Our family started 2014 with an adventure: A trip to LA for Brent’s cousin’s son’s bar mitzvah. Oh, how I really wish I could have just typed “a trip to Hawaii just for fun.” But no, Los Angeles is where we headed last weekend. Our destination: a lovely, primarily Jewish, suburb of Beverly Hills.
Brent and I had hesitated quite a bit before we decided to take all four kids down to celebrate with his family down south. As I have explained before, our kids are a handful and we hesitated primarily because we didn’t think we could make it down and back without too much physical, mental, and emotional discomfort. Initially we said “no” we weren’t going to go, but then the guilt set in.
I have learned that saying “no” is a difficult word for me to say. I struggle saying it to my children and I struggle saying it to friends and family. And saying “no” to family doesn’t come without receiving phone calls expressing disappointment. Not only did we receive such phone calls, but I also thought about how I would feel if this were my important event. I would want my extended family to attend our daughter’s bat mitzvahs, so it struck home the importance of us attending.
Our plan was to fly down Friday morning from SFO on a quick one-hour-plus flight to LAX. My anxiety was heightened as I packed Thursday evening. Packing for four children even for just a weekend was daunting. In addition to luggage and necessities, I packed each child a backpack with coloring books and activities to keep them busy on the flight. I also packed hand sanitizers, juice boxes, and snacks to minimize “I’m hungry,” whining.
Despite my nervousness, we had minimal issues getting through security, but I must have had a freaked out look written all over my face because a young woman handed me her free drink ticket just after we made it through TSA’s checkpoint. It was very nice of her, but I still hung my head in shame. I felt like a freaked out freak.
The weekend went on with some very nice moments with family mixed with moments of sheer insanity; moments that made me want to hop a flight home a day early. When both Rocky and Harper ended up in our bed and left us with little sleep on Saturday, my husband and I found ourselves calling Southwest to see if we could get a return flight home that day. When we found it was $1,000 to change our flight, I was the only one who seriously considered the cost being worth it.

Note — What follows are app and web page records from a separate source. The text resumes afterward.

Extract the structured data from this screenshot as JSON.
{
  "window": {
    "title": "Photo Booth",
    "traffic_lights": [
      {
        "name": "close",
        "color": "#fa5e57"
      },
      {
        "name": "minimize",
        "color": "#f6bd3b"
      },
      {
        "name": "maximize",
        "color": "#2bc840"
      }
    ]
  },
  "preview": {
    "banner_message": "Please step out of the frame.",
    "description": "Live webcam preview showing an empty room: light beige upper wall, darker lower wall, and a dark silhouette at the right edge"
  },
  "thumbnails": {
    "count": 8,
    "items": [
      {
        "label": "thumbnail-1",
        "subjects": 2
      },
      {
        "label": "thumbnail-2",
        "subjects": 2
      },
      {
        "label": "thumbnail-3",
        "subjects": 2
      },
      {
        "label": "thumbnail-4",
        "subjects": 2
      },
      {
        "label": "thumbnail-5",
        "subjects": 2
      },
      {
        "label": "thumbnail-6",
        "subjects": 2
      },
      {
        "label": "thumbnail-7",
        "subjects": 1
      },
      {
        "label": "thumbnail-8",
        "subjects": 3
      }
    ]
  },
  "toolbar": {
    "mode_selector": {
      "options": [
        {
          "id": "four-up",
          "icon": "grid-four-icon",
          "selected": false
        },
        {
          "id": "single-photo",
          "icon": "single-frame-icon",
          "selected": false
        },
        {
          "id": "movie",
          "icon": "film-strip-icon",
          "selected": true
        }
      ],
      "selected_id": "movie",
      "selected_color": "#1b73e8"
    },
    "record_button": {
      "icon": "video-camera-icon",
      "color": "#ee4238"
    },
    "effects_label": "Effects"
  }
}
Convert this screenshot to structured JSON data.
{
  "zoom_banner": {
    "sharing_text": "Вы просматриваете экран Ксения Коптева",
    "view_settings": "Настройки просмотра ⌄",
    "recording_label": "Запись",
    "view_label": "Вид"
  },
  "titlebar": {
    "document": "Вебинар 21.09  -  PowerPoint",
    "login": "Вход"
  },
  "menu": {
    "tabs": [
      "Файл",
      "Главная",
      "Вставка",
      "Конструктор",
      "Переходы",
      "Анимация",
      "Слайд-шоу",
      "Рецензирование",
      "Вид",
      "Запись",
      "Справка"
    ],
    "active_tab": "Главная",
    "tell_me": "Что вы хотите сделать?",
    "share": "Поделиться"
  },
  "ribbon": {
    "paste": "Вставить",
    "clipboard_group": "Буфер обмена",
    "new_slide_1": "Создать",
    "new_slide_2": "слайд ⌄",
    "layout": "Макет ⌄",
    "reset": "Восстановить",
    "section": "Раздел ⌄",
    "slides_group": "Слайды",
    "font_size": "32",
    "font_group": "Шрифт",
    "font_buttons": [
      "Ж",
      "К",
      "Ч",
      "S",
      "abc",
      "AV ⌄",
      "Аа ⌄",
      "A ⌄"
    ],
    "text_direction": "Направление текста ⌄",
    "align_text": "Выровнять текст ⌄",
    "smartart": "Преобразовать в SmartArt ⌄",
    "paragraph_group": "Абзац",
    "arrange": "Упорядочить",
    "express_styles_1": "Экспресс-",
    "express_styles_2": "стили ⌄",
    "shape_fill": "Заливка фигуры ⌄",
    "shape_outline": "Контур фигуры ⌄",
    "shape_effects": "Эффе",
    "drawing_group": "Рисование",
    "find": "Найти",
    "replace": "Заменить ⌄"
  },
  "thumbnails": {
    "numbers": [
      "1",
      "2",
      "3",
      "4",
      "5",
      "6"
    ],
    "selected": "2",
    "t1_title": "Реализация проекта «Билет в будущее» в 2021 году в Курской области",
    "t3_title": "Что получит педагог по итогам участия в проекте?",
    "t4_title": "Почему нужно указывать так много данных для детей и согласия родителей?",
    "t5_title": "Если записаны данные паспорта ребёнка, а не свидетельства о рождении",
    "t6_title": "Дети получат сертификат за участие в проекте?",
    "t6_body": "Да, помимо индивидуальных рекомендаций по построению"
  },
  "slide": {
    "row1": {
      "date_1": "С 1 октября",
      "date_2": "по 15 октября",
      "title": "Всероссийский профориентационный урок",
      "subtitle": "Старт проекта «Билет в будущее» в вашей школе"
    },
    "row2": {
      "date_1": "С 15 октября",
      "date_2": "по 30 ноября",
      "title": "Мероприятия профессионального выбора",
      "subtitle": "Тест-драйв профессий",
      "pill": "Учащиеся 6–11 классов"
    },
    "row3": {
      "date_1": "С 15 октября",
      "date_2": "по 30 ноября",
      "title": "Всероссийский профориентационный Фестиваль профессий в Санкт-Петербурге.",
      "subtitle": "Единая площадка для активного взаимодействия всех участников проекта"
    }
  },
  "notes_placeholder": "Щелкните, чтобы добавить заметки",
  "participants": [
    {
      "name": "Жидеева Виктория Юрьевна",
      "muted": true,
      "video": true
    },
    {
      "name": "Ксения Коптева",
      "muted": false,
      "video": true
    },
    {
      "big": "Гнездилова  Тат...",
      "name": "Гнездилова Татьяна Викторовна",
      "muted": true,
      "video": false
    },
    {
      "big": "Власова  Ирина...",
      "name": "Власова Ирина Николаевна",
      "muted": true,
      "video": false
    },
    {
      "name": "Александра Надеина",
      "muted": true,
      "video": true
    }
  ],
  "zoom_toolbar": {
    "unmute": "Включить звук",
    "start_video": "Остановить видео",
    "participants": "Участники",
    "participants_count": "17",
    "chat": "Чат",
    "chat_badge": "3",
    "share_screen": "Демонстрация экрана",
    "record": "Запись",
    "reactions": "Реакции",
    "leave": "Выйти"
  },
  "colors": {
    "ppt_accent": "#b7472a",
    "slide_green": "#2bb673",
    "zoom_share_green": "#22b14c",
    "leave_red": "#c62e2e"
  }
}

Thankfully, we saved our money and got a good night’s sleep Saturday night. Sunday we made it back safe and sound with all four of our kids, their dolls, important blankies, and teddy bears in tow.
As we sat at the dinner table Sunday night and looked back on the weekend, Brent and I felt some sadness, as we reflected not on the children’s behavior that made our weekend so challenging, but our own.
Had it been absolutely necessary for him to tell me to relax on more than one occasion? And even if he did, was it necessary for me to get upset with him for doing so, firing back at him in such a public way? Could I have been lighter with the kids during the trip or did I need to be so tense the entire time? As we sat at our kitchen table praying together that our au pair didn’t quit after accompanying us on this trip, I realized that there was much room for improvement from the leaders of our family. There was much room for improvement from me.
Now, with almost a full week completed after our journey, I feel like the trip taught me more about myself than I knew it would. Besides getting to bare witness to an incredibly courageous young man read from the Torah in a way that inspired awe, it gave me an opportunity to see the ways in which I want to change as a mother and a wife. I realized that I can be the great holdout when it comes to my family.
What I mean is that I often expect certain behaviors from my children or my husband and can be so immersed in that expectation that I sometimes don’t check myself. As I figuratively ripped my husband’s face off after he insisted I relax in the airport that day, I could have been the one that smiled or held his hand and just practiced breathing.
Even at home when I am not traveling, I realized that I often get so wrapped up in what we have to do: homework, getting out the door on time, packing lunches, getting dressed, making dinner, baths, bedtime, etc., and I forget to make the little things light and fun. I can be the great holdout of lightness and laughter.
Tonight I played snakes with my children (a silly game I just made up). We stayed up late reading stories. I put down my iPhone and I played My Little Ponies. Every day this week I have kissed my husband when he came home from work. I have asked him about his day and I didn’t hold out on expressing my love for him or my family. The television has not been on. Sure dinner ended up being a little later, bedtime was a little bit later, the kitchen was a little bit messier, but the result was my full heart getting fuller and my family feeling even closer.
In my hurriedness, in my busyness, I had forgotten that to “be the change you wish to see in the world” one must start at home.
I have a feeling this is going to be a great year.